Ah Choo!

Cottonwood Canopy

The Rio Grande Cottonwood, a welcome sight to pioneer desert caravans because it often signaled water, typically reaches 50 to 60 feet in height, with a trunk of three feet in diameter. Some of the grand old cottonwoods in the Rio Grande Valley have reached 90 feet in height, with trunks five feet across. In open areas, the tree may divide into branches near its base, producing a spreading crown. . . .

The Rio Grande Cottonwood reproduces by seeding, unlike many other flood-plain trees which regenerate by sprouting. It flowers in the spring, before it leafs out. It releases its seeds, each carried by downy white tuft, or “parachute,” in anticipation of traditional spring floods and winds, the principal mechanisms for dispersion. A mature Rio Grande Cottonwood can produce as many as 25 million seeds in a season, covering wide areas with a blanket of “cotton.”

Rio Grande Cottonwood – DesertUSA


Two Misconceptions about Albuquerque

1. No, Albuquerque is not as hot as Phoenix, Las Vegas or Tucson. Last year the temperature rose to 100º F or more just twice. Not at all in some years. The temperature goes above 100º in Phoenix more than one hundred days a year.

2. Yes, Albuquerque is just as high above sea level as Denver. In fact, parts of Albuquerque are higher than any part of Denver. The altitude in Denver ranges from 5,130 to 5,470 feet above sea level. The altitude in Albuquerque ranges from 4,946 to 6,120 feet above sea level. Albuquerque has the highest altitude of any of the 50 largest cities.


Yesterday’s Photos

Click either image for much larger (and prettier) versions. Photos taken with iPhone 5s Sunday afternoon.

Looking upriver from about a mile north of Alameda. It's called the Río Bravo del Norte in Mexico, but Rio Grande seems better to fit the usually  placid river as it flows through Albuquerque. iPhone 5s photo Sunday afternoon.

Looking upriver from about a mile north of Alameda. It’s called the Río Bravo del Norte in Mexico, but Rio Grande seems better to fit the usually placid river as it flows through Albuquerque.

Not sure what the x-shaped vegetation is in our "we must preserve our natural Bosque" but they haven't bloomed at all yet.

Not sure what the x-shaped vegetation is in our “we must preserve the natural Bosque” but they haven’t bloomed at all yet.


Let’s Take It Back and Call It New New Mexico

It was 153 years ago today (1861) that Congress organized the Territory of Colorado and stole the Rio Grande headwaters, the San Luis Valley, nine fourteeners, a national park and a big chunk of plains from New Mexico.

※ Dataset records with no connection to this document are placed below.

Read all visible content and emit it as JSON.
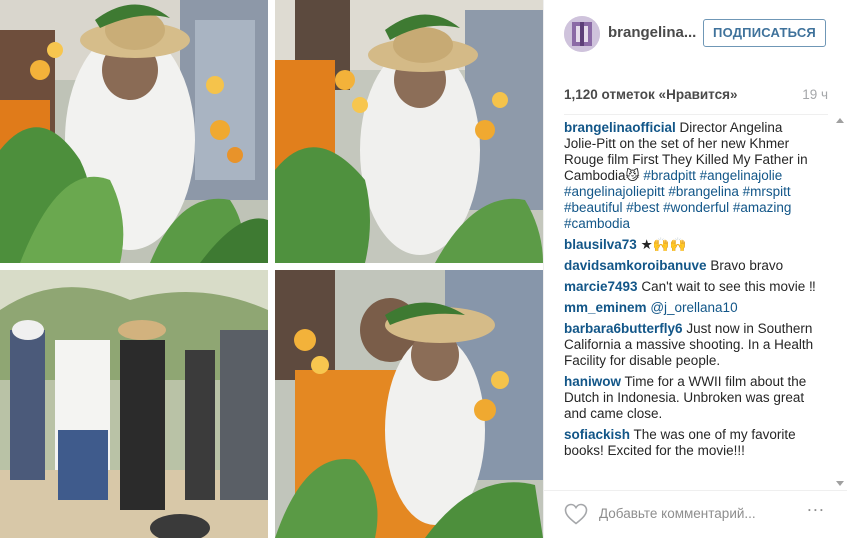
{
  "post": {
    "username": "brangelina...",
    "follow_label": "ПОДПИСАТЬСЯ",
    "likes": "1,120 отметок «Нравится»",
    "time_ago": "19 ч",
    "comment_placeholder": "Добавьте комментарий...",
    "more_label": "∙∙∙"
  },
  "caption": {
    "user": "brangelinaofficial",
    "text": "Director Angelina Jolie-Pitt on the set of her new Khmer Rouge film First They Killed My Father in Cambodia😼",
    "hashtags": "#bradpitt #angelinajolie #angelinajoliepitt #brangelina #mrspitt #beautiful #best #wonderful #amazing #cambodia"
  },
  "comments": [
    {
      "user": "blausilva73",
      "text": "★🙌🙌"
    },
    {
      "user": "davidsamkoroibanuve",
      "text": "Bravo bravo"
    },
    {
      "user": "marcie7493",
      "text": "Can't wait to see this movie ‼"
    },
    {
      "user": "mm_eminem",
      "text": "@j_orellana10",
      "mention": true
    },
    {
      "user": "barbara6butterfly6",
      "text": "Just now in Southern California a massive shooting. In a Health Facility for disable people."
    },
    {
      "user": "haniwow",
      "text": "Time for a WWII film about the Dutch in Indonesia. Unbroken was great and came close."
    },
    {
      "user": "sofiackish",
      "text": "The was one of my favorite books! Excited for the movie!!!"
    }
  ],
  "colors": {
    "link": "#125688",
    "follow_border": "#6f97b6",
    "follow_text": "#3f729b",
    "muted": "#a5a7aa",
    "divider": "#efefef"
  },
  "icons": [
    "heart-icon",
    "more-options-icon",
    "scroll-up-icon",
    "scroll-down-icon"
  ]
}
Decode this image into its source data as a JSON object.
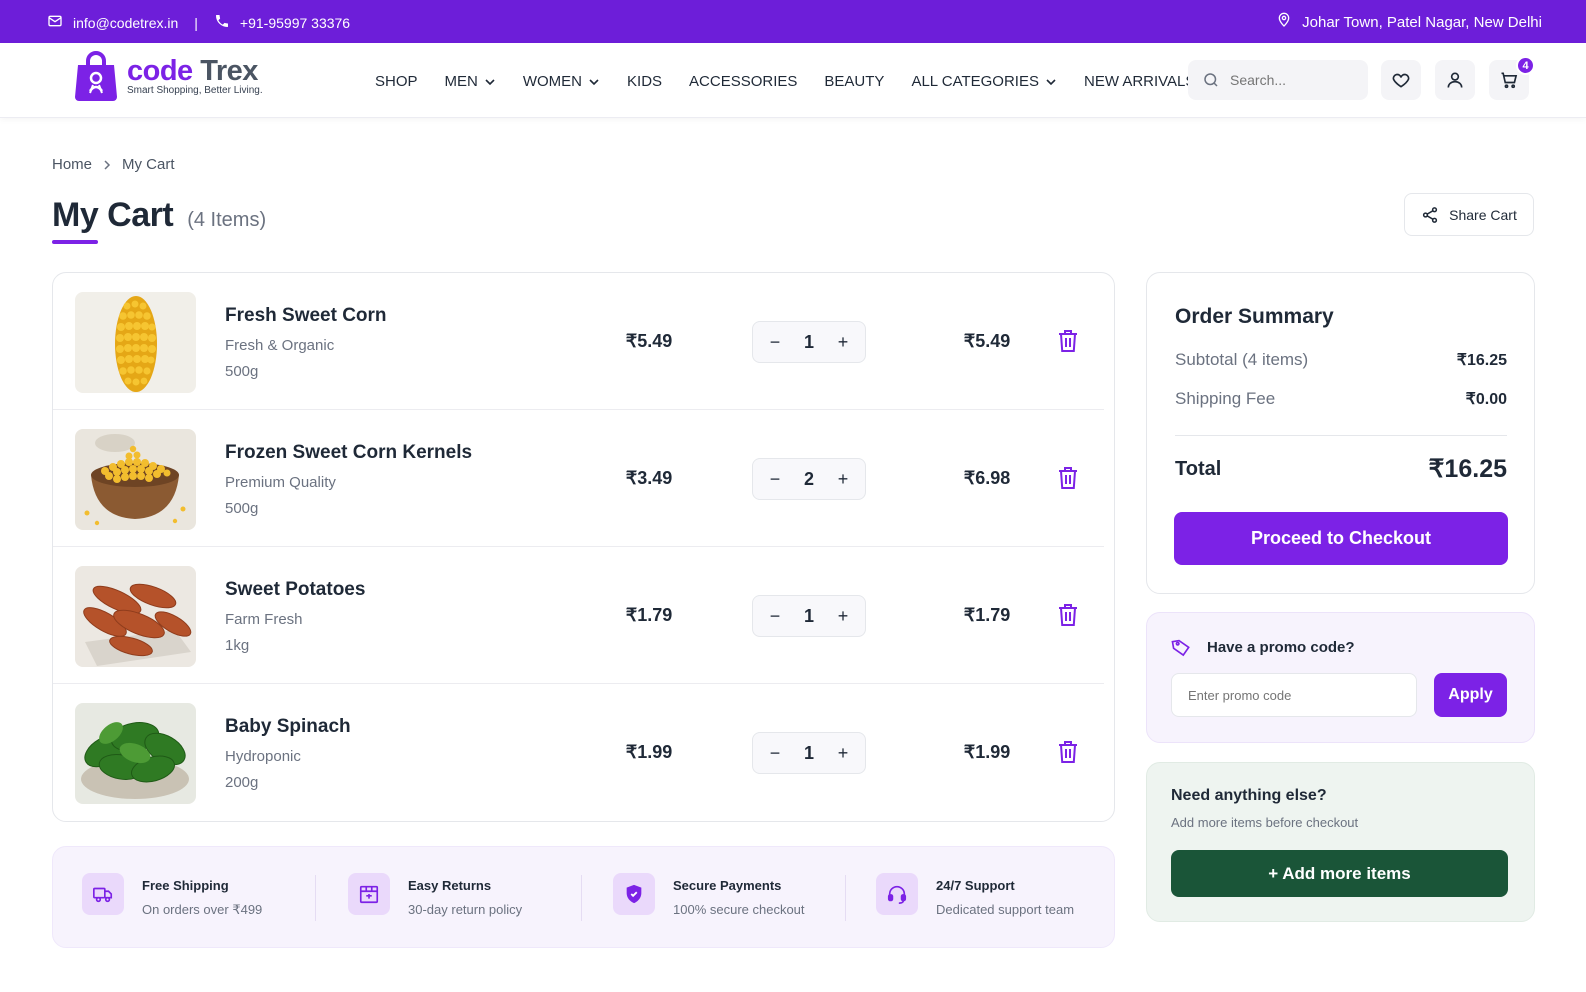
{
  "topbar": {
    "email": "info@codetrex.in",
    "separator": "|",
    "phone": "+91-95997 33376",
    "location": "Johar Town, Patel Nagar, New Delhi"
  },
  "brand": {
    "name_part1": "code",
    "name_part2": "Trex",
    "tagline": "Smart Shopping, Better Living.",
    "primary_color": "#7c22e6",
    "topbar_color": "#6d1ed9"
  },
  "nav": {
    "items": [
      {
        "label": "SHOP",
        "dropdown": false
      },
      {
        "label": "MEN",
        "dropdown": true
      },
      {
        "label": "WOMEN",
        "dropdown": true
      },
      {
        "label": "KIDS",
        "dropdown": false
      },
      {
        "label": "ACCESSORIES",
        "dropdown": false
      },
      {
        "label": "BEAUTY",
        "dropdown": false
      },
      {
        "label": "ALL CATEGORIES",
        "dropdown": true
      },
      {
        "label": "NEW ARRIVALS",
        "dropdown": false
      }
    ]
  },
  "search": {
    "placeholder": "Search..."
  },
  "cart_badge": "4",
  "breadcrumb": {
    "home": "Home",
    "current": "My Cart"
  },
  "page": {
    "title": "My Cart",
    "count_label": "(4 Items)",
    "share_label": "Share Cart"
  },
  "cart": {
    "items": [
      {
        "name": "Fresh Sweet Corn",
        "desc": "Fresh & Organic",
        "weight": "500g",
        "price": "₹5.49",
        "qty": "1",
        "total": "₹5.49",
        "image": "corn"
      },
      {
        "name": "Frozen Sweet Corn Kernels",
        "desc": "Premium Quality",
        "weight": "500g",
        "price": "₹3.49",
        "qty": "2",
        "total": "₹6.98",
        "image": "corn-kernels"
      },
      {
        "name": "Sweet Potatoes",
        "desc": "Farm Fresh",
        "weight": "1kg",
        "price": "₹1.79",
        "qty": "1",
        "total": "₹1.79",
        "image": "sweet-potatoes"
      },
      {
        "name": "Baby Spinach",
        "desc": "Hydroponic",
        "weight": "200g",
        "price": "₹1.99",
        "qty": "1",
        "total": "₹1.99",
        "image": "spinach"
      }
    ],
    "minus": "−",
    "plus": "+"
  },
  "features": [
    {
      "title": "Free Shipping",
      "sub": "On orders over ₹499",
      "icon": "truck-icon"
    },
    {
      "title": "Easy Returns",
      "sub": "30-day return policy",
      "icon": "box-icon"
    },
    {
      "title": "Secure Payments",
      "sub": "100% secure checkout",
      "icon": "shield-icon"
    },
    {
      "title": "24/7 Support",
      "sub": "Dedicated support team",
      "icon": "headset-icon"
    }
  ],
  "summary": {
    "title": "Order Summary",
    "subtotal_label": "Subtotal (4 items)",
    "subtotal_value": "₹16.25",
    "shipping_label": "Shipping Fee",
    "shipping_value": "₹0.00",
    "total_label": "Total",
    "total_value": "₹16.25",
    "checkout_label": "Proceed to Checkout"
  },
  "promo": {
    "title": "Have a promo code?",
    "placeholder": "Enter promo code",
    "apply_label": "Apply"
  },
  "need": {
    "title": "Need anything else?",
    "sub": "Add more items before checkout",
    "button_label": "+ Add more items",
    "button_color": "#1a5538"
  }
}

Colorado was given that part of New Mexico east of the Continental Divide between 37º (the current state line) and 38º (69 miles further north).

In the House version of the bill, the new territory was called Idaho. The Senate changed it to Colorado.

The good news is, two years later, New Mexico Territory gave up what is now Arizona.

So, lose some, win some.

Here’s an 1857 map of New Mexico.


Aztec Ruins National Monument (New Mexico)

… was proclaimed 91 years ago today.

Aztec Ruins

Around 1100 A.D. ancient peoples embarked on an ambitious building project along the Animas River in northwestern New Mexico. Work gangs excavated, filled, and leveled more than two and a half acres of land. Masons laid out sandstone blocks in intricate patterns to form massive stone walls. Wood-workers cut and carried heavy log beams from mountain forests tens of miles away. In less than three decades they built a monumental “great house” three-stories high, longer than a football field, with perhaps 500-rooms including a ceremonial “great kiva” over 41-feet in diameter.

A short trail winds through this massive site offering a surprisingly intimate experience. Along the way visitors discover roofs built 880 years ago, original plaster walls, a reed mat left by the inhabitants, intriguing “T” shaped doorways, provocative north-facing corner doors, and more. The trail culminates with the reconstructed great kiva, a building that inherently inspires contemplation, wonder, and an ancient sense of sacredness.


Ancestral Puebloans related to those from the Chaco region farther south built an extensive community at this site beginning in the late 1000s A.D. Over the course of two centuries, the people built several multi-story structures called “great houses,” small residential pueblos, tri-wall kivas, great kivas, road segments, middens, and earthworks. The West Ruin, the remains of the largest structure that they built and which has since been partially excavated, had at least 450 interconnected rooms built around an open plaza. Several rooms contain the original wood used to build the roof. After living in the area about 200 years, the people left at about 1300 A.D.

Aztec Ruins National Monument